*ACTION ITEM*. Which lines of the entries below include "with"? List them all.

*SUPPLIED DATA*.

· · · · · · ·

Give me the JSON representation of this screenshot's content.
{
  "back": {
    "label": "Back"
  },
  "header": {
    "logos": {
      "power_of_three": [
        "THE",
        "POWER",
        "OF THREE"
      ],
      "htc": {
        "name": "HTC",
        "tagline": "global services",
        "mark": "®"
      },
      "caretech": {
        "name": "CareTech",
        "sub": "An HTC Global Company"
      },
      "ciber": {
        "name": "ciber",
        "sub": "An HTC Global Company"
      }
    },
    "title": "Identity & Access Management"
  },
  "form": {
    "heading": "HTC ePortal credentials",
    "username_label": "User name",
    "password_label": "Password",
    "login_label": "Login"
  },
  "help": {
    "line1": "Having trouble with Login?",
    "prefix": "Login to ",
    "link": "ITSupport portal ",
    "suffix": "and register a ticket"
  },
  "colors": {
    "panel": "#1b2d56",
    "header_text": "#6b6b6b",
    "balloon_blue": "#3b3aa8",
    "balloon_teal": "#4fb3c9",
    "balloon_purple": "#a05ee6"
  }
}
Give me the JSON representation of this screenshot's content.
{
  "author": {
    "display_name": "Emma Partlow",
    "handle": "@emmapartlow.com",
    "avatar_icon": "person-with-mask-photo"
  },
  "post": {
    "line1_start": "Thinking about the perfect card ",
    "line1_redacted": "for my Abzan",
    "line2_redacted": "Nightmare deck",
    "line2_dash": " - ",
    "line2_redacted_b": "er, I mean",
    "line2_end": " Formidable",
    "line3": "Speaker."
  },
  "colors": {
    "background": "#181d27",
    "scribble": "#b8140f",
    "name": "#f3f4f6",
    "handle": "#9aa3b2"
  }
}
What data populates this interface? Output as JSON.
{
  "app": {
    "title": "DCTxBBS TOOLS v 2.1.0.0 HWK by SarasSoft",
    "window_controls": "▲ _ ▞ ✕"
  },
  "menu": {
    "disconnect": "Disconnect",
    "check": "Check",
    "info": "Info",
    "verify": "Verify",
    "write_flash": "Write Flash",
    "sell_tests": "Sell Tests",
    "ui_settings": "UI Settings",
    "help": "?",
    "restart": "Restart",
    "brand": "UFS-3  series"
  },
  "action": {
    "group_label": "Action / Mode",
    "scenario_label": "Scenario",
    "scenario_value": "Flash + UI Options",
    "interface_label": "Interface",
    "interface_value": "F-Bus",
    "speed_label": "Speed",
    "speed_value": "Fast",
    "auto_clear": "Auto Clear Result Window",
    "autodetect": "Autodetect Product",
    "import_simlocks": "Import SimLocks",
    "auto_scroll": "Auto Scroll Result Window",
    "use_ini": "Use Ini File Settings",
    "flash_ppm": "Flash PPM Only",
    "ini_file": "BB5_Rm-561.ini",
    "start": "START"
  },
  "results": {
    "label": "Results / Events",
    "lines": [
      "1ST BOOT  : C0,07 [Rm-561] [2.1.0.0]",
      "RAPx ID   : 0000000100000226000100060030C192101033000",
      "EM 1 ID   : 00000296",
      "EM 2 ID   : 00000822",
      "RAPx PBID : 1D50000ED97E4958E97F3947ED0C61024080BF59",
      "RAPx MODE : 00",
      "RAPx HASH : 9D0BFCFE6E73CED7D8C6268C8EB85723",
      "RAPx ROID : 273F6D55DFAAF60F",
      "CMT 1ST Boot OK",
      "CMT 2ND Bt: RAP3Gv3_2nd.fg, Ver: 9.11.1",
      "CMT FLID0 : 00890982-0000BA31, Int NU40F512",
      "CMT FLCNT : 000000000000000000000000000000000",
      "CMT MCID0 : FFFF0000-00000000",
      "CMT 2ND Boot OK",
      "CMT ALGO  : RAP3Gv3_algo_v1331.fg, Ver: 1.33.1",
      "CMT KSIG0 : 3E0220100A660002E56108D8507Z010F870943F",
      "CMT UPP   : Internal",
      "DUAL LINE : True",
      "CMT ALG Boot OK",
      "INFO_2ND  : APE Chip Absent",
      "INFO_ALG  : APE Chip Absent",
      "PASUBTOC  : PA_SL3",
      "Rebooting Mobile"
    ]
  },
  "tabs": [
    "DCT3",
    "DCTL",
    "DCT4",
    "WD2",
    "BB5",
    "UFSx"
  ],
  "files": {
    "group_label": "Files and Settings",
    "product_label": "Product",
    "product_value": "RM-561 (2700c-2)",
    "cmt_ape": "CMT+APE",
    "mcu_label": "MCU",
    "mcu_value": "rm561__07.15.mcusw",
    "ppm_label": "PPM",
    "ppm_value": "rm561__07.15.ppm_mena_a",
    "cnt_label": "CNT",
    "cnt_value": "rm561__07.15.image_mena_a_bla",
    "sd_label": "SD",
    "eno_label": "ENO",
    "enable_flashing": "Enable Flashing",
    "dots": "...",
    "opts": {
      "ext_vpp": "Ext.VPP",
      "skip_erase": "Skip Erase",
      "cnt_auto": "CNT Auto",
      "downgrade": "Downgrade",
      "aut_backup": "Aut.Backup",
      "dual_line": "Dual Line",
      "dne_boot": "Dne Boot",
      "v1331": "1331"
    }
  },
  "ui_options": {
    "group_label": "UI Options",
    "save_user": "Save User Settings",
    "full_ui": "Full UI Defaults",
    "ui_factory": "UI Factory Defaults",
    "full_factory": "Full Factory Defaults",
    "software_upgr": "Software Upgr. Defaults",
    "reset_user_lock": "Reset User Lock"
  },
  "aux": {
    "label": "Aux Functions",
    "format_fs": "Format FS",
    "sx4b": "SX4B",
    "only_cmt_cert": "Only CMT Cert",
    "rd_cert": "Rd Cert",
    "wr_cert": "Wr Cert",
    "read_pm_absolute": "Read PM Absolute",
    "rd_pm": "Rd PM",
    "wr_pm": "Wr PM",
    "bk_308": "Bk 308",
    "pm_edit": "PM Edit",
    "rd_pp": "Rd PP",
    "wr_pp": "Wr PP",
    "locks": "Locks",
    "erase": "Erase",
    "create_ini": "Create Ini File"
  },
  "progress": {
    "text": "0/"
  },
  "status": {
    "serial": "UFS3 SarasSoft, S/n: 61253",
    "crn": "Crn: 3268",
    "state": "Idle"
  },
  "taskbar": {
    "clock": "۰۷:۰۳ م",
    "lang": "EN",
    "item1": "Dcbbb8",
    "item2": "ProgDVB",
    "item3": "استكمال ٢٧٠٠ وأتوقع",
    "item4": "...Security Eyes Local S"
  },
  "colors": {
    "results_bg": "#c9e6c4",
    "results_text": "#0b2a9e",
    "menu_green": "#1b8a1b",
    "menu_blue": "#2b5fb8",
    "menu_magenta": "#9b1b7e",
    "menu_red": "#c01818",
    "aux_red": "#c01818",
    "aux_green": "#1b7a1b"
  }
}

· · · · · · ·

*RESULT FOR THIS TASK*.
    "line1": "Having trouble with Login?",
    "avatar_icon": "person-with-mask-photo"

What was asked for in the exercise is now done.